Oxford was founded in the 9th century when Alfred the Great formed a network of fortified towns called burghs around his kingdom, one of which was at Oxford. There could have been a village already there or Alfred may have formed a new town. The streets of Anglo-Saxon Oxford were in a regular pattern implying a new town but we are not certain.
By 1066, when the Normans invaded, there were said to be about 1,000 houses in Oxford, which meant it probably had a population of roughly 5,000. By the standards of the time it was a significant town (even London only had about 18,000 inhabitants). It was said at the time that Oxford was the 6th largest town in England.
Oxford in the 16th Century
In the 1700s Oxford fell further in terms of national importance though it remained a fairly large town by the standards of the time. In the mid 16th century it may have had a population of about 3,500.
Tudor Oxford was economically dependent on the university. The students provided a large market for beer, food, clothes and other goods and the town had plenty of craftsmen who supplied these needs. By this time hostility between ‘town and gown’ had died out.
Oxford in the 19th Century

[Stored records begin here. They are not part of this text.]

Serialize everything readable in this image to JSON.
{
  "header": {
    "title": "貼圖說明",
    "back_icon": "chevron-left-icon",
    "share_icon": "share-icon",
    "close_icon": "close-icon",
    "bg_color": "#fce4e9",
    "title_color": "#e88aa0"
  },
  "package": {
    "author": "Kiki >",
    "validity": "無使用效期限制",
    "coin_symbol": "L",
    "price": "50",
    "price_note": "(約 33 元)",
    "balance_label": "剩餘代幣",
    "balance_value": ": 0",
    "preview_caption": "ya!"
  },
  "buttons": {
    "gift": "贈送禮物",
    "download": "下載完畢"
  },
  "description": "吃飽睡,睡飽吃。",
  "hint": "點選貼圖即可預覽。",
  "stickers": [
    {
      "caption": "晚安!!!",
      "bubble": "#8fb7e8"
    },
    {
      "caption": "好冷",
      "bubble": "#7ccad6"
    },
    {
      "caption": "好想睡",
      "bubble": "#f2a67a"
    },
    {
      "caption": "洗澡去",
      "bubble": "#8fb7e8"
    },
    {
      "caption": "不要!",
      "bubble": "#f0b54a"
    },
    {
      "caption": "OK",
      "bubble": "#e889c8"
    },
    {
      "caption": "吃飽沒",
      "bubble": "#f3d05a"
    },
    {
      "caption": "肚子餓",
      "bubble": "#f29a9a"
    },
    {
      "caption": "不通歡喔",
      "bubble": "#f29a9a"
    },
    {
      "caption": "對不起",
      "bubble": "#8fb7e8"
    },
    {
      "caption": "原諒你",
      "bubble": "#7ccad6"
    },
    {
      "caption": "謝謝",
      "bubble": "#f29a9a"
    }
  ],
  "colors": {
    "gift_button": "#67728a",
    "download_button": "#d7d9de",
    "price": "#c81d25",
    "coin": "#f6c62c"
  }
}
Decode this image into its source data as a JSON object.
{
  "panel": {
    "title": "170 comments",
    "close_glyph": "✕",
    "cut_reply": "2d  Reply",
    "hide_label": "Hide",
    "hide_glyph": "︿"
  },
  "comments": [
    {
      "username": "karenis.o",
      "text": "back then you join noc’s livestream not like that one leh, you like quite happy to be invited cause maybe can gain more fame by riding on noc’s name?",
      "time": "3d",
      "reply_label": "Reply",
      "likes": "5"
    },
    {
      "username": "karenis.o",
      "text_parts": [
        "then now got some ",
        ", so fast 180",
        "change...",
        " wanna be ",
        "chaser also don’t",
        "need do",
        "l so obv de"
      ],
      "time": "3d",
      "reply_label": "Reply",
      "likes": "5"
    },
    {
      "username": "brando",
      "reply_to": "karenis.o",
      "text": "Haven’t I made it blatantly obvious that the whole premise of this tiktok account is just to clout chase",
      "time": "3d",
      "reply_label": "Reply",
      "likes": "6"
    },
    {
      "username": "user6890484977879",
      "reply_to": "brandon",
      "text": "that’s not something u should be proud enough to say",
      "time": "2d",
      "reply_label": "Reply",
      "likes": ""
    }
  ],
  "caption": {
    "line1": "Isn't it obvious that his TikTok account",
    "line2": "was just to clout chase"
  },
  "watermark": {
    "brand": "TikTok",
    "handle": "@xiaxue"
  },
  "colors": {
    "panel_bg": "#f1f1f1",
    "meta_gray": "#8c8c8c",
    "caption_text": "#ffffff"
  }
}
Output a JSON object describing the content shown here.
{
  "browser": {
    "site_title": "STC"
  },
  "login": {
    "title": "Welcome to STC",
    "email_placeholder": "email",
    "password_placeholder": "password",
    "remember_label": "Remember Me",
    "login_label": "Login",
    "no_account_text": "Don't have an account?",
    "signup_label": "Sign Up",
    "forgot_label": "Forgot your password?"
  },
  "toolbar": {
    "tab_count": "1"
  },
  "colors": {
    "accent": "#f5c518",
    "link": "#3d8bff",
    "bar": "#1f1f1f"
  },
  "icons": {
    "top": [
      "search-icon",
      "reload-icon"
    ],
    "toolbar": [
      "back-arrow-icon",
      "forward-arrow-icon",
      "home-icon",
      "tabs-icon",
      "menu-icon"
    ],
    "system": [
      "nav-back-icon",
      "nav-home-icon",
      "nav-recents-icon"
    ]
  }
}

From 1819 Oxford had gas street lighting. There were some drains and sewers in Oxford in the early 19th century but the sewers emptied into the river. In the 1870s a modern system of sewers was built. In the 18th century a private company provided piped water – to those who could afford it. It wasn’t until the 1880s that everybody in Oxford had piped water.